This quarter marks CEO Bob Swan's final quarter, who had been maligned as Intel has lost its leading position in the chip market. It's also been forced to outsource production to competitors. Swan was also Intel's first nontechnical CEO, and upon his anointment, many of the company's technical talent left in protest. Swan is being replaced by former Vmware CEO Pat Gelsinger who does have a technical background and is well-regarded.
Inside the Numbers
In Q4, Intel reported earnings per share of $1.52, versus expectations of $1.10. Revenue also beat at $20 billion vs $17.5 billion expectations. To compare, Intel had revenue of $19.1 billion in Q4 of 2019. adjusted, vs $1.10 expected by Refinitiv consensus estimates.
Another important update is that the company said that it expects its 7-nanometer production to begin in 2023. This issue caused Intel's stock to plummet earlier this year, as it became apparent that it was falling behind its competitors in terms of being the leader in chip development. Many of Intel's major customers like Apple
Due to these issues, Intel is being forced to outsource its production. This was unthinkable a few years ago as Intel's primary differentiator was that it designed and produced its own chips, unlike its competitors.
Stock Price Outlook
By all measures, Intel had strong results. However, the market is a forward-looking mechanism, and the selling is due to anticipation that future earnings will weaken since the company lost its position. Additionally, the market is treating recent earnings strength as transitory due to enhanced demand for PCs and laptops. Another positive which the market shrugged off is a 5% increase in its cash dividend.

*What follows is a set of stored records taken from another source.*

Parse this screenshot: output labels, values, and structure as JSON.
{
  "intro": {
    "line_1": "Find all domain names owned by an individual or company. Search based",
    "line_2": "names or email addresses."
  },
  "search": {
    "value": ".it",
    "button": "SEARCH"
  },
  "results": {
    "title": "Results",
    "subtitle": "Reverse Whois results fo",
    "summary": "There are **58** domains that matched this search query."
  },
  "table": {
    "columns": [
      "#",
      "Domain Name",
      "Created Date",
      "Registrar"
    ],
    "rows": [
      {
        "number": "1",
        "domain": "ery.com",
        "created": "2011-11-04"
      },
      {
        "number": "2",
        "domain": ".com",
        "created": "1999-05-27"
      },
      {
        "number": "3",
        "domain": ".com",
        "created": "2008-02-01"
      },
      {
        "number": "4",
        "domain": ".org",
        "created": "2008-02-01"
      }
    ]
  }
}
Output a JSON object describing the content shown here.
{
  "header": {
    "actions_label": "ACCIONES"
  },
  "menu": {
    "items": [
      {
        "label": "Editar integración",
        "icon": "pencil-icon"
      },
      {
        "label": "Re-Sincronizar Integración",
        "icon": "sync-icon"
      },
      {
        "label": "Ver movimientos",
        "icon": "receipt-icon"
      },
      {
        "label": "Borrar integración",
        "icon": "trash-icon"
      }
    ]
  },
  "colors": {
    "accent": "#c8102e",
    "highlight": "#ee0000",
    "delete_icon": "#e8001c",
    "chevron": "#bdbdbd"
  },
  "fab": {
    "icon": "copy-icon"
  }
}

On the negative side, forecasts for Q1 were lower than expected and lower than 2019's Q1. Datacenter sales were also down 16% as this is the group most sensitive to the drop-off in Intel's chip quality. So far, Intel is being treated like a "value trap" in which the company looks attractive based on backward-looking financials but less-attractive when taking into the company's trajectory. In contrast, a growth stock looks unattractive based on its financials but could grow into an expensive valuation.